Required action :: Keeping every word intact, reproduce all of the records.

Dataset excerpts ::
==*==

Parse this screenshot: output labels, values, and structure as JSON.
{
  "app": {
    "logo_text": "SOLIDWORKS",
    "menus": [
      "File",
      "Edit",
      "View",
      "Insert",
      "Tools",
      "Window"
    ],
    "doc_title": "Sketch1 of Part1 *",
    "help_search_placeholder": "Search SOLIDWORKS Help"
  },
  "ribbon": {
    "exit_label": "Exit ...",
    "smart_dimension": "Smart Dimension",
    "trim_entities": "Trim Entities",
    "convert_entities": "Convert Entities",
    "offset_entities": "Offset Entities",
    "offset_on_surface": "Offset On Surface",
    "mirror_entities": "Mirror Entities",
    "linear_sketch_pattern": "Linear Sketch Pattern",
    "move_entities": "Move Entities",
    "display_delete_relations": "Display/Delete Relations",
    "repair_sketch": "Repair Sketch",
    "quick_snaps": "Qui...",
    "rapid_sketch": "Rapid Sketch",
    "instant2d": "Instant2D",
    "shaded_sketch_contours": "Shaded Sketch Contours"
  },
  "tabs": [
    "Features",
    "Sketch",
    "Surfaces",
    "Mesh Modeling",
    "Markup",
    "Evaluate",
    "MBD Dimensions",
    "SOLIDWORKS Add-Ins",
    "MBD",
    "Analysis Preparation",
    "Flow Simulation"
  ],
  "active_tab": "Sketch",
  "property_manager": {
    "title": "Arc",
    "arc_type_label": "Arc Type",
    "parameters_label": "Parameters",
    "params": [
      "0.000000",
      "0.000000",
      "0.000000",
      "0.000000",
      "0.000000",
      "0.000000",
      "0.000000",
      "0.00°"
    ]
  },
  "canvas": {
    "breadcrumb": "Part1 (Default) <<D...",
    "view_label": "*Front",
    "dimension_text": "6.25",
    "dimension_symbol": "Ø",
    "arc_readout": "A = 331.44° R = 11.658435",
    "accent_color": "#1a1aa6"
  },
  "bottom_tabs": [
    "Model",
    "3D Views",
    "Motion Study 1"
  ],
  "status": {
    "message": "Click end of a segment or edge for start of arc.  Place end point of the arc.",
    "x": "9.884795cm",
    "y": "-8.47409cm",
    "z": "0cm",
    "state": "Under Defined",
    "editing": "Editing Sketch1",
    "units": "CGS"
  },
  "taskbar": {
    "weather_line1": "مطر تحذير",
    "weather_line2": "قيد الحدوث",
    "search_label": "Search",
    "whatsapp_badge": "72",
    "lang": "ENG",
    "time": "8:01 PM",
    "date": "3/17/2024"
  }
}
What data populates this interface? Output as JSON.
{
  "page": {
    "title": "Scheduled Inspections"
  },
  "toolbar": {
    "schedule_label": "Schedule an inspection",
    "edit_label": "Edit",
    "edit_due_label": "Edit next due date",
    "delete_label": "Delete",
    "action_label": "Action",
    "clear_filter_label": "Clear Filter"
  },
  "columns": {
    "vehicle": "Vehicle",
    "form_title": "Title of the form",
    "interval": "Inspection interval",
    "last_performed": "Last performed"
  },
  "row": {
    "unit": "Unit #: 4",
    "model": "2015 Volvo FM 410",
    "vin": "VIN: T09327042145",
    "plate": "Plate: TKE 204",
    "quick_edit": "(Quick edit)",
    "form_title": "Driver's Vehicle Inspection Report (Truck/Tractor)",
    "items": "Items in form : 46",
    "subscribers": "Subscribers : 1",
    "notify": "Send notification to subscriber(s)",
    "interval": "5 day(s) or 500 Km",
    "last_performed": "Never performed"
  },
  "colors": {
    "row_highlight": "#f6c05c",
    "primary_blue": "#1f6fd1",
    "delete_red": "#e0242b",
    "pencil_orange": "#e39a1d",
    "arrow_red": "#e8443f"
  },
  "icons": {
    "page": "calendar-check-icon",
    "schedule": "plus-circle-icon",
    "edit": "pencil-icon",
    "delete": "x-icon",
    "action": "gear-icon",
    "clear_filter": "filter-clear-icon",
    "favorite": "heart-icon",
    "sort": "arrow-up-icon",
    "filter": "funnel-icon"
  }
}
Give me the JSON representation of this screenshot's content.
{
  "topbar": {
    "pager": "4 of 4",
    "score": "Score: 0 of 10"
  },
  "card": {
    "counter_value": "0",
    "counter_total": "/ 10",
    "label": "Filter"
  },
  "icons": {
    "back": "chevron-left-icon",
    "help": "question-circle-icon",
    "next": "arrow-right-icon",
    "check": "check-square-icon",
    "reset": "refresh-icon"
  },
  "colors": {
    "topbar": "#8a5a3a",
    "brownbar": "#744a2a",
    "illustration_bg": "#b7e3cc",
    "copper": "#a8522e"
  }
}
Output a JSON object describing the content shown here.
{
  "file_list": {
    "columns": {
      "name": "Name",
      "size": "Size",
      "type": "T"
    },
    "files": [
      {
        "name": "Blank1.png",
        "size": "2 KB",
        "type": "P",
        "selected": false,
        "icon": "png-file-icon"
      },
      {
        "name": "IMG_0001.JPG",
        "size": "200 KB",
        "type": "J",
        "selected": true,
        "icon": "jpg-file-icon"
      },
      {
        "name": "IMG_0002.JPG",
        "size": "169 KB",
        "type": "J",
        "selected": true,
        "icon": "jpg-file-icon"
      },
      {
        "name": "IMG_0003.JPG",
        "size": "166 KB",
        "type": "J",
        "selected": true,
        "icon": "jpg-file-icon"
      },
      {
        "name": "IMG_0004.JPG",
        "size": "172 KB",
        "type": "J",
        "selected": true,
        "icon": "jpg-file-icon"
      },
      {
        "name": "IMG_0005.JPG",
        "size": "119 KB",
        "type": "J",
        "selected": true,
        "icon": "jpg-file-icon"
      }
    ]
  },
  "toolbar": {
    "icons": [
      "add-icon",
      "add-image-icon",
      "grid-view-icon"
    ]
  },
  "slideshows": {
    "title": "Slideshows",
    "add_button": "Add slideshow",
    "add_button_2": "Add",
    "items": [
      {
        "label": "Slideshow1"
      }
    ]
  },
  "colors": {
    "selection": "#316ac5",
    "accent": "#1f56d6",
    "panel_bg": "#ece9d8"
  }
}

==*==

Solved exercise ::
Parse this screenshot: output labels, values, and structure as JSON.
{
  "app": {
    "logo_text": "SOLIDWORKS",
    "menus": [
      "File",
      "Edit",
      "View",
      "Insert",
      "Tools",
      "Window"
    ],
    "doc_title": "Sketch1 of Part1 *",
    "help_search_placeholder": "Search SOLIDWORKS Help"
  },
  "ribbon": {
    "exit_label": "Exit ...",
    "smart_dimension": "Smart Dimension",
    "trim_entities": "Trim Entities",
    "convert_entities": "Convert Entities",
    "offset_entities": "Offset Entities",
    "offset_on_surface": "Offset On Surface",
    "mirror_entities": "Mirror Entities",
    "linear_sketch_pattern": "Linear Sketch Pattern",
    "move_entities": "Move Entities",
    "display_delete_relations": "Display/Delete Relations",
    "repair_sketch": "Repair Sketch",
    "quick_snaps": "Qui...",
    "rapid_sketch": "Rapid Sketch",
    "instant2d": "Instant2D",
    "shaded_sketch_contours": "Shaded Sketch Contours"
  },
  "tabs": [
    "Features",
    "Sketch",
    "Surfaces",
    "Mesh Modeling",
    "Markup",
    "Evaluate",
    "MBD Dimensions",
    "SOLIDWORKS Add-Ins",
    "MBD",
    "Analysis Preparation",
    "Flow Simulation"
  ],
  "active_tab": "Sketch",
  "property_manager": {
    "title": "Arc",
    "arc_type_label": "Arc Type",
    "parameters_label": "Parameters",
    "params": [
      "0.000000",
      "0.000000",
      "0.000000",
      "0.000000",
      "0.000000",
      "0.000000",
      "0.000000",
      "0.00°"
    ]
  },
  "canvas": {
    "breadcrumb": "Part1 (Default) <<D...",
    "view_label": "*Front",
    "dimension_text": "6.25",
    "dimension_symbol": "Ø",
    "arc_readout": "A = 331.44° R = 11.658435",
    "accent_color": "#1a1aa6"
  },
  "bottom_tabs": [
    "Model",
    "3D Views",
    "Motion Study 1"
  ],
  "status": {
    "message": "Click end of a segment or edge for start of arc.  Place end point of the arc.",
    "x": "9.884795cm",
    "y": "-8.47409cm",
    "z": "0cm",
    "state": "Under Defined",
    "editing": "Editing Sketch1",
    "units": "CGS"
  },
  "taskbar": {
    "weather_line1": "مطر تحذير",
    "weather_line2": "قيد الحدوث",
    "search_label": "Search",
    "whatsapp_badge": "72",
    "lang": "ENG",
    "time": "8:01 PM",
    "date": "3/17/2024"
  }
}
What data populates this interface? Output as JSON.
{
  "page": {
    "title": "Scheduled Inspections"
  },
  "toolbar": {
    "schedule_label": "Schedule an inspection",
    "edit_label": "Edit",
    "edit_due_label": "Edit next due date",
    "delete_label": "Delete",
    "action_label": "Action",
    "clear_filter_label": "Clear Filter"
  },
  "columns": {
    "vehicle": "Vehicle",
    "form_title": "Title of the form",
    "interval": "Inspection interval",
    "last_performed": "Last performed"
  },
  "row": {
    "unit": "Unit #: 4",
    "model": "2015 Volvo FM 410",
    "vin": "VIN: T09327042145",
    "plate": "Plate: TKE 204",
    "quick_edit": "(Quick edit)",
    "form_title": "Driver's Vehicle Inspection Report (Truck/Tractor)",
    "items": "Items in form : 46",
    "subscribers": "Subscribers : 1",
    "notify": "Send notification to subscriber(s)",
    "interval": "5 day(s) or 500 Km",
    "last_performed": "Never performed"
  },
  "colors": {
    "row_highlight": "#f6c05c",
    "primary_blue": "#1f6fd1",
    "delete_red": "#e0242b",
    "pencil_orange": "#e39a1d",
    "arrow_red": "#e8443f"
  },
  "icons": {
    "page": "calendar-check-icon",
    "schedule": "plus-circle-icon",
    "edit": "pencil-icon",
    "delete": "x-icon",
    "action": "gear-icon",
    "clear_filter": "filter-clear-icon",
    "favorite": "heart-icon",
    "sort": "arrow-up-icon",
    "filter": "funnel-icon"
  }
}
Give me the JSON representation of this screenshot's content.
{
  "topbar": {
    "pager": "4 of 4",
    "score": "Score: 0 of 10"
  },
  "card": {
    "counter_value": "0",
    "counter_total": "/ 10",
    "label": "Filter"
  },
  "icons": {
    "back": "chevron-left-icon",
    "help": "question-circle-icon",
    "next": "arrow-right-icon",
    "check": "check-square-icon",
    "reset": "refresh-icon"
  },
  "colors": {
    "topbar": "#8a5a3a",
    "brownbar": "#744a2a",
    "illustration_bg": "#b7e3cc",
    "copper": "#a8522e"
  }
}
Output a JSON object describing the content shown here.
{
  "file_list": {
    "columns": {
      "name": "Name",
      "size": "Size",
      "type": "T"
    },
    "files": [
      {
        "name": "Blank1.png",
        "size": "2 KB",
        "type": "P",
        "selected": false,
        "icon": "png-file-icon"
      },
      {
        "name": "IMG_0001.JPG",
        "size": "200 KB",
        "type": "J",
        "selected": true,
        "icon": "jpg-file-icon"
      },
      {
        "name": "IMG_0002.JPG",
        "size": "169 KB",
        "type": "J",
        "selected": true,
        "icon": "jpg-file-icon"
      },
      {
        "name": "IMG_0003.JPG",
        "size": "166 KB",
        "type": "J",
        "selected": true,
        "icon": "jpg-file-icon"
      },
      {
        "name": "IMG_0004.JPG",
        "size": "172 KB",
        "type": "J",
        "selected": true,
        "icon": "jpg-file-icon"
      },
      {
        "name": "IMG_0005.JPG",
        "size": "119 KB",
        "type": "J",
        "selected": true,
        "icon": "jpg-file-icon"
      }
    ]
  },
  "toolbar": {
    "icons": [
      "add-icon",
      "add-image-icon",
      "grid-view-icon"
    ]
  },
  "slideshows": {
    "title": "Slideshows",
    "add_button": "Add slideshow",
    "add_button_2": "Add",
    "items": [
      {
        "label": "Slideshow1"
      }
    ]
  },
  "colors": {
    "selection": "#316ac5",
    "accent": "#1f56d6",
    "panel_bg": "#ece9d8"
  }
}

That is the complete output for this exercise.